Cell-type origin is one of the factors that determine molecular features of tumors, but resources to validate this concept are scarce because of technical difficulties in propagating major cell types of adult organs. Previous attempts to generate such resources to study breast cancer have yielded predominantly basal-type cell lines. We have created a panel of immortalized cell lines from core breast biopsies of ancestry-mapped healthy women that form ductal structures similar to normal breast in 3D cultures and expressed markers of major cell types, including the luminal-differentiated cell-enriched ERa–FOXA1–GATA3 transcription factor network.

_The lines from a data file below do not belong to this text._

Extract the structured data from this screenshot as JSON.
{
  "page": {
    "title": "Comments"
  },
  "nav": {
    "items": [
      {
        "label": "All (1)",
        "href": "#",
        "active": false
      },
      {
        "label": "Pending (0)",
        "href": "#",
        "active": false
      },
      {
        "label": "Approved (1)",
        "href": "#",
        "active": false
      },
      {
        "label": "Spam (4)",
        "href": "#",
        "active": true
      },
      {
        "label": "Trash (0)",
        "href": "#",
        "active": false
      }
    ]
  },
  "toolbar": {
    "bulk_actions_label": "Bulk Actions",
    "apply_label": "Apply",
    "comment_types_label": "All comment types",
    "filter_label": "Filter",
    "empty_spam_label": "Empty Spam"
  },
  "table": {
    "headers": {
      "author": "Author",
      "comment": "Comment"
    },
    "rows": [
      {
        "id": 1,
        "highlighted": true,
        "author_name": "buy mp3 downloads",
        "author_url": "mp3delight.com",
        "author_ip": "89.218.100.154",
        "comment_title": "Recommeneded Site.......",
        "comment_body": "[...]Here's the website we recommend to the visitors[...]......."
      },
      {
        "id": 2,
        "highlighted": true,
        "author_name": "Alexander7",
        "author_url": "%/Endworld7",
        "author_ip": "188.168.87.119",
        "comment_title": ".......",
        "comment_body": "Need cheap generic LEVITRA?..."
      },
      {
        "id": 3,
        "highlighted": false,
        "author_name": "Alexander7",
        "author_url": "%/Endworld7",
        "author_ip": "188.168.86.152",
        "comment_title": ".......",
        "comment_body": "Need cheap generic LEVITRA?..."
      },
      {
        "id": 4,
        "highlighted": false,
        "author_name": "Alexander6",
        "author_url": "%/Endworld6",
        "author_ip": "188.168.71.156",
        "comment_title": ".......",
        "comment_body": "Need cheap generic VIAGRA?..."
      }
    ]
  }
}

We have also created cell lines from PROCR (CD201)þ/EpCAM cells that are likely the "normal" counterpart of the claudin-low subtype of breast cancers. RNA-seq and PAM50-intrinsic subtype clustering identified these cell lines as the "normal" counterparts of luminal A, basal, and normal-like subtypes and validated via immunostaining with basal-enriched KRT14 and luminal-enriched KRT19. We further characterized these cell lines by flow cytometry for distribution patterns of stem/basal, luminal-progenitor, mature/differentiated, multipotent PROCRþ cells, and organogenesis-enriched epithelial/mesenchymal hybrid cells using CD44/CD24, CD49f/EpCAM, CD271/ EpCAM, CD201/EpCAM, and ALDEFLUOR assays and E-cadherin/vimentin double staining. These cell lines showed interindividual heterogeneity in stemness/differentiation capabilities and baseline activity of signaling molecules such as NF-kB, AKT2, pERK, and BRD4. These resources can be used to test the emerging concept that genetic variations in regulatory regions contribute to widespread differences in gene expression in "normal" conditions among the general population and can delineate the impact of cell-type origin on tumor progression.
ASJC Scopus subject areas
- Cancer Research